- Fair skin, blond or red hair
- Light colored eyes
- A history of sunburns
- Excessive exposure to UV light from the sun or tanning beds
- A family history of melanoma
- Many moles or large moles
If found early, melanoma is curable. It’s very important that you check your skin regularly. You should look for changes in moles that you already have or new and unusual growths. When looking for unusual moles think about A-B-C-D-E:
Asymmetrical- A suspicious moles has two halves that don’t match if a line were drawn through it
Borders- Look for moles with edges that aren’t smooth or even.
Color- Be wary of moles with multiple colors or shades
Diameter- Cancerous moles are usually larger than an eraser on a pencil
Evolving- Look for moles that grow, change color or shape, or start to itch or bleed
If you find a suspicious mole, make sure that you talk to your family doctor or dermatologist. 80 percent of melanoma cases can be cured by removing only the affected skin. Ways you can protect yourself is by:

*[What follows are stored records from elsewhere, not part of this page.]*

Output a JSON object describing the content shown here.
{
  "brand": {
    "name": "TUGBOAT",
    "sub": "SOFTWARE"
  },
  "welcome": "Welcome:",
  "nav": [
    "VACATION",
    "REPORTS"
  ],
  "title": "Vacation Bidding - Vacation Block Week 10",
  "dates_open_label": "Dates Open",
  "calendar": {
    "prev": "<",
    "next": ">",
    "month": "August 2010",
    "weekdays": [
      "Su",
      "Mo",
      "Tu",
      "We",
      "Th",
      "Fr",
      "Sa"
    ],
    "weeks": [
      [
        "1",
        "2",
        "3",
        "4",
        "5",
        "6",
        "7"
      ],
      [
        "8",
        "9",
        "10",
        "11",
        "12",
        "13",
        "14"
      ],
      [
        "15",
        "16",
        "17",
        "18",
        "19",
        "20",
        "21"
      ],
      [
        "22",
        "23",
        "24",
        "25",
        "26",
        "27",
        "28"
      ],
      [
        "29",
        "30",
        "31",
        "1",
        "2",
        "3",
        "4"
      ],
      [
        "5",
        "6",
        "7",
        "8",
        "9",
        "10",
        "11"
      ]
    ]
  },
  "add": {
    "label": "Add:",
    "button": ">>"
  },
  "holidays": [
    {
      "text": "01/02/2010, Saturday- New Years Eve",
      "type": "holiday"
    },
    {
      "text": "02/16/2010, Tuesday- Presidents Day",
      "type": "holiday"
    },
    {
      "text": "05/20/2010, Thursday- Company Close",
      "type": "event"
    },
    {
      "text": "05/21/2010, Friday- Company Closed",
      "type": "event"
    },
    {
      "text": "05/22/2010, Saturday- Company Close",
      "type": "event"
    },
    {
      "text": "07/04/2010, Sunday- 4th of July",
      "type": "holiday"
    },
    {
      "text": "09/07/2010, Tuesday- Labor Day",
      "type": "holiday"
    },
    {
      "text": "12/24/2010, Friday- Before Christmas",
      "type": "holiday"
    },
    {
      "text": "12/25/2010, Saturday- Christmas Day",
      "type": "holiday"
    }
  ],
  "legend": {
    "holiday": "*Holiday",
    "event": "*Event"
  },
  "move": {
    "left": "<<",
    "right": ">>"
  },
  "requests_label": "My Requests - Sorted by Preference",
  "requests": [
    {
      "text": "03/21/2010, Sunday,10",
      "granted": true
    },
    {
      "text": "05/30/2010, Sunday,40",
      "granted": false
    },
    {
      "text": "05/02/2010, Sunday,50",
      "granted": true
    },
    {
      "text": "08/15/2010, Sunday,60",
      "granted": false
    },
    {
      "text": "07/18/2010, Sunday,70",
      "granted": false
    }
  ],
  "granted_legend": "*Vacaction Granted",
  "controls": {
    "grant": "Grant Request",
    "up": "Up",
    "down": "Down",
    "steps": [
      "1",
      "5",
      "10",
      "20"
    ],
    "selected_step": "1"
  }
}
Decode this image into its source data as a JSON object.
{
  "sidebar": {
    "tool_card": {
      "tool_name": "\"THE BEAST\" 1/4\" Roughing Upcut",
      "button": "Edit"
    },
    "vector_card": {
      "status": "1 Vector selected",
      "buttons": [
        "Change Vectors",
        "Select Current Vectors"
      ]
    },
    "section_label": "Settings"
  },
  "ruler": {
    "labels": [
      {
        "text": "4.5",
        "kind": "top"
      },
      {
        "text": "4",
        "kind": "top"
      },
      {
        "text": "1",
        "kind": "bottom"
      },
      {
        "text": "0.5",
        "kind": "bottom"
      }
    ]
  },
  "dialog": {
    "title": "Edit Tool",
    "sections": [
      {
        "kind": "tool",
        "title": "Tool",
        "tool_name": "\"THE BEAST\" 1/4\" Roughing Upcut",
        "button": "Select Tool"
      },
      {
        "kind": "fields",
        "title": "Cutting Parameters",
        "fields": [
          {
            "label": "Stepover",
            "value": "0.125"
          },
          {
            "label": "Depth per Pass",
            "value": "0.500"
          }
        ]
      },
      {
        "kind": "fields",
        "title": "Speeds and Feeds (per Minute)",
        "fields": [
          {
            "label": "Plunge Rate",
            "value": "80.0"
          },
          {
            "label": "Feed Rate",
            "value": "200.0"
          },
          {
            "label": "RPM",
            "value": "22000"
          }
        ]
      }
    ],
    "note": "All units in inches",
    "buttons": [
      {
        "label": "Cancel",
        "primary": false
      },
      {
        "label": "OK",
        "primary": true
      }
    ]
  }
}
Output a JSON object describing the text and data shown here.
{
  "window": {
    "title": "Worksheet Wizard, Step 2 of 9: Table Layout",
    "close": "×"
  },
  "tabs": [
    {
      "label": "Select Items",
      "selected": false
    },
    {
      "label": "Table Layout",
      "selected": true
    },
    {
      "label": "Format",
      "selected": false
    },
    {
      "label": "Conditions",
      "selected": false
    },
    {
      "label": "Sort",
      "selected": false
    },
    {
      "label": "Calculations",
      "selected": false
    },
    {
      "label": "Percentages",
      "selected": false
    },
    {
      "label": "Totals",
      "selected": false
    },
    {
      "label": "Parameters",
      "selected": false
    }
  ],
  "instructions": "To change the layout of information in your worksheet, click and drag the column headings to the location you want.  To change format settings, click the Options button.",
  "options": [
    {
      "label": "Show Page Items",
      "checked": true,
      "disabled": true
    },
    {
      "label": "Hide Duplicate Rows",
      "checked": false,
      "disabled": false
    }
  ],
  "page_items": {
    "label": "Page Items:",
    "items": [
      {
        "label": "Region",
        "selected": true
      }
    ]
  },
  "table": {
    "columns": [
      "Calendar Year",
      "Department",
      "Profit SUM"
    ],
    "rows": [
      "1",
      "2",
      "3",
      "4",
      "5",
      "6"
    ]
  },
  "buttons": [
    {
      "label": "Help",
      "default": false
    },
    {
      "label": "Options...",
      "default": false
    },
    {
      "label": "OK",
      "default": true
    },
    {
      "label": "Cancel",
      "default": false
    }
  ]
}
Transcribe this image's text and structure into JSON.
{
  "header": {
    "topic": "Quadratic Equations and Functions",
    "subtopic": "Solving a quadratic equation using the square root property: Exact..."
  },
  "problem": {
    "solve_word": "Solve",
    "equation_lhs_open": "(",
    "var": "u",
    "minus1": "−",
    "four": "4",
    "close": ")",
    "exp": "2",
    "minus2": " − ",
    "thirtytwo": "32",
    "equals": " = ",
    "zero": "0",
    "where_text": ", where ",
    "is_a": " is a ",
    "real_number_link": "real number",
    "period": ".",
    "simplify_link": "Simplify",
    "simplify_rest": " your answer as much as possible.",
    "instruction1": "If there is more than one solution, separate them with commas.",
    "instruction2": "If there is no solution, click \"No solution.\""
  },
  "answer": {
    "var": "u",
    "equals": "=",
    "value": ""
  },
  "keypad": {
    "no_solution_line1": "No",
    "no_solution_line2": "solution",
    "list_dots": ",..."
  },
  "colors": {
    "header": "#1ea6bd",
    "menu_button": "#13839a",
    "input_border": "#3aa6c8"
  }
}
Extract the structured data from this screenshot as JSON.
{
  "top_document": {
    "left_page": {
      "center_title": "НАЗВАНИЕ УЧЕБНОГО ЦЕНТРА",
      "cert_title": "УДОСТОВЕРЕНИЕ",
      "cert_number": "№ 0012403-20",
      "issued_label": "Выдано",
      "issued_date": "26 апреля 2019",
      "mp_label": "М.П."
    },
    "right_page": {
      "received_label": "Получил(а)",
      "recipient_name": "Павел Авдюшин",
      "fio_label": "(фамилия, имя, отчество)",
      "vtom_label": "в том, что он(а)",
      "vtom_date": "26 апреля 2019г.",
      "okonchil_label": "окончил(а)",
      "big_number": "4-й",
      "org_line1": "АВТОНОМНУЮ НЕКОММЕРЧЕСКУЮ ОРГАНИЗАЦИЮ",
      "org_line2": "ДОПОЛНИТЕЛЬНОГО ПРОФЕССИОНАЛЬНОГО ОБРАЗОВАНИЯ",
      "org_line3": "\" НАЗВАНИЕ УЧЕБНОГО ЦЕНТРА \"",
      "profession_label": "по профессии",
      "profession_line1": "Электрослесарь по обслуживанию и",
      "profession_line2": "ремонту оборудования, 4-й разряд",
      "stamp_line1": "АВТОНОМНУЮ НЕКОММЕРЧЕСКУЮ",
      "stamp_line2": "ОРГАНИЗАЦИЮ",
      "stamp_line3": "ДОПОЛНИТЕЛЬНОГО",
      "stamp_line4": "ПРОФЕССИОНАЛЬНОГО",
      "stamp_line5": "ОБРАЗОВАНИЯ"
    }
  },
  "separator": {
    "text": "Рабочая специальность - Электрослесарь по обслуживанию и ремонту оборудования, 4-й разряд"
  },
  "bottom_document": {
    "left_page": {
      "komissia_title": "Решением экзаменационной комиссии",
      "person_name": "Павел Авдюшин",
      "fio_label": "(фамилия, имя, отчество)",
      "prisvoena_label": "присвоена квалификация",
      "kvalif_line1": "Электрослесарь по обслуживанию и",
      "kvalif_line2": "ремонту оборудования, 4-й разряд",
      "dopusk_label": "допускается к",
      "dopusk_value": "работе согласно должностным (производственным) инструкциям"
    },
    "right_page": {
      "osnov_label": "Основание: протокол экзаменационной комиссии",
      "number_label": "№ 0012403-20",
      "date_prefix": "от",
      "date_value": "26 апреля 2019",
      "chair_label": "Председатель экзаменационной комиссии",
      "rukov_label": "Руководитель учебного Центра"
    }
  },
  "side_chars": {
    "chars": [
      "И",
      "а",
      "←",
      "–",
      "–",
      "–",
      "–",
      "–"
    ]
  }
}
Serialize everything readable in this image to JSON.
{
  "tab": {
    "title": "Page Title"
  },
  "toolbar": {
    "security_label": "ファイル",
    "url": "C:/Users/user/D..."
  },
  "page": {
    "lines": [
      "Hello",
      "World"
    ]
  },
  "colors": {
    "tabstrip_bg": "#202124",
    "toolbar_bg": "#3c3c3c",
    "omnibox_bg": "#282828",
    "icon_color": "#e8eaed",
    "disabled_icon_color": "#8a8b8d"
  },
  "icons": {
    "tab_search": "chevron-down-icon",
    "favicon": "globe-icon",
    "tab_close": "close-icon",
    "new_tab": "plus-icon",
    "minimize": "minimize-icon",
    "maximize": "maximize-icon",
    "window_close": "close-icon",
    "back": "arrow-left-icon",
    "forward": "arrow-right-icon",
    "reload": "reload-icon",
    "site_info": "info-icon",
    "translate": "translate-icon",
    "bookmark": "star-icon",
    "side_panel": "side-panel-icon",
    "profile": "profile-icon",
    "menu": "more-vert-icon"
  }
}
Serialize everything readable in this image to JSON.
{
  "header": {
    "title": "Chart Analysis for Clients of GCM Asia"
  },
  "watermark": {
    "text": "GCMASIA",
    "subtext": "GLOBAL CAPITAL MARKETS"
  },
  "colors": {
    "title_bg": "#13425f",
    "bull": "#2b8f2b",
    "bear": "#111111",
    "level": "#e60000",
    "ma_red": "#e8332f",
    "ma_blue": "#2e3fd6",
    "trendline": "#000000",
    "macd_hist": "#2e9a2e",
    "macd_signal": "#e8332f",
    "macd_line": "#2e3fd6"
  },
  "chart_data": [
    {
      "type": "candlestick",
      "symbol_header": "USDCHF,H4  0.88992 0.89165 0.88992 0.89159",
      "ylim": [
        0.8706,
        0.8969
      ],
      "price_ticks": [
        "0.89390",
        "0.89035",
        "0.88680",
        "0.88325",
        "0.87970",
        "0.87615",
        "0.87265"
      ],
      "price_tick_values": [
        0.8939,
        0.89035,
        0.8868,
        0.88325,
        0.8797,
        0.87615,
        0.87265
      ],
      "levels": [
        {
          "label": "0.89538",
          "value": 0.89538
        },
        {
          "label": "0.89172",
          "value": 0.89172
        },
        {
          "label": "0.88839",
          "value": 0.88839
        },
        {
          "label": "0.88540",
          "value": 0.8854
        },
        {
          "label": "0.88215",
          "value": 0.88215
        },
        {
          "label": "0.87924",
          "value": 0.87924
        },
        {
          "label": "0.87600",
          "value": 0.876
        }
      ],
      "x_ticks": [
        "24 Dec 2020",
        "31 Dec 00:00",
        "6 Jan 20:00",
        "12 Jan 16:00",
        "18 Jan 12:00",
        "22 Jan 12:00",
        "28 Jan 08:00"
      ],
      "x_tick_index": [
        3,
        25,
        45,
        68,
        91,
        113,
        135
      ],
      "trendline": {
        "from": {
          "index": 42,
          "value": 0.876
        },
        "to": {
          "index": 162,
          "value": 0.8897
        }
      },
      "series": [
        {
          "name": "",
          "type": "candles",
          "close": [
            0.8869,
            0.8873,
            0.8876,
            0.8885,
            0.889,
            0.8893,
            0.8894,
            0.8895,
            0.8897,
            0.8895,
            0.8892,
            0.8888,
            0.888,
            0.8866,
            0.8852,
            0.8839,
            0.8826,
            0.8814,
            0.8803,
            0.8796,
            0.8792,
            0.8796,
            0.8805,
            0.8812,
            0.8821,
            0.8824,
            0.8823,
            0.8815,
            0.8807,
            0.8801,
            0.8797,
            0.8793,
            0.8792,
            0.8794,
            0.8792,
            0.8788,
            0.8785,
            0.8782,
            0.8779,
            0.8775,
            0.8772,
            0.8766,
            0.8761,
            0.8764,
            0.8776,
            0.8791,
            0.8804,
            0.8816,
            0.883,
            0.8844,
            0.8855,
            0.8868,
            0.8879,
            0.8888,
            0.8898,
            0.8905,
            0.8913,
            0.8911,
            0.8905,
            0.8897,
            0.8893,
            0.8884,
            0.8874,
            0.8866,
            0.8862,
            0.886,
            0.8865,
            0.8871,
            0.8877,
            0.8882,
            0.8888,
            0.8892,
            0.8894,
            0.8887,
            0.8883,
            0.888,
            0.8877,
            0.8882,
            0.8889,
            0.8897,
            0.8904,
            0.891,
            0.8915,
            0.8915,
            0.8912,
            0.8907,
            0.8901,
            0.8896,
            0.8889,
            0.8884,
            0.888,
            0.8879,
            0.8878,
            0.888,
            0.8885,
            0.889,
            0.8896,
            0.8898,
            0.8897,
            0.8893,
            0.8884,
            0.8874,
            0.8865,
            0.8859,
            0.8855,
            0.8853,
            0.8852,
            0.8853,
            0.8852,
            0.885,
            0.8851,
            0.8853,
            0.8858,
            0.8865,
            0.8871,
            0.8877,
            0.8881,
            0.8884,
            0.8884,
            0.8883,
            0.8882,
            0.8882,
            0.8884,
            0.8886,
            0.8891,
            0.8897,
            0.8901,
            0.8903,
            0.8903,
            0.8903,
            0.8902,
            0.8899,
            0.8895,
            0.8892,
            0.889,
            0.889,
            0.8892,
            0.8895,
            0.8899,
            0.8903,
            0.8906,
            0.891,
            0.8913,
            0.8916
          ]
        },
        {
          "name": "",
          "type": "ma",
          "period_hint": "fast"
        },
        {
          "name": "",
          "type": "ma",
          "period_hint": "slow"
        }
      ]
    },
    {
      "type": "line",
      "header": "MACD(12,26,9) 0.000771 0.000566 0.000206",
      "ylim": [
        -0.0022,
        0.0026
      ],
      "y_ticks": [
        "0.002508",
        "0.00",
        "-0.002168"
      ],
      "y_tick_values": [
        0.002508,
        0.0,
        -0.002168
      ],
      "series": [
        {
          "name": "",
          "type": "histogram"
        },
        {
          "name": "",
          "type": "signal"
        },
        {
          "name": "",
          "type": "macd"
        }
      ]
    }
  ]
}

- Avoiding the sun between 10 a.m. and 4 p.m.
- Use Sunscreen with an SPF of at least 15, reapply every two hours
- Wear a hat with a wide brim
- Avoid tanning booths
- Wear tightly woven, dark-colored clothes that cover your arms and legs
Also, if you have a family history of melanoma or skin cancer it’s a good idea to think about getting life insurance before something happens to you. Melanoma is more common that most people think, which is why you should take preventive measures. Waiting too long to obtain life insurance can be detrimental to you and your family.
Information found from: Lehigh Valley Health Network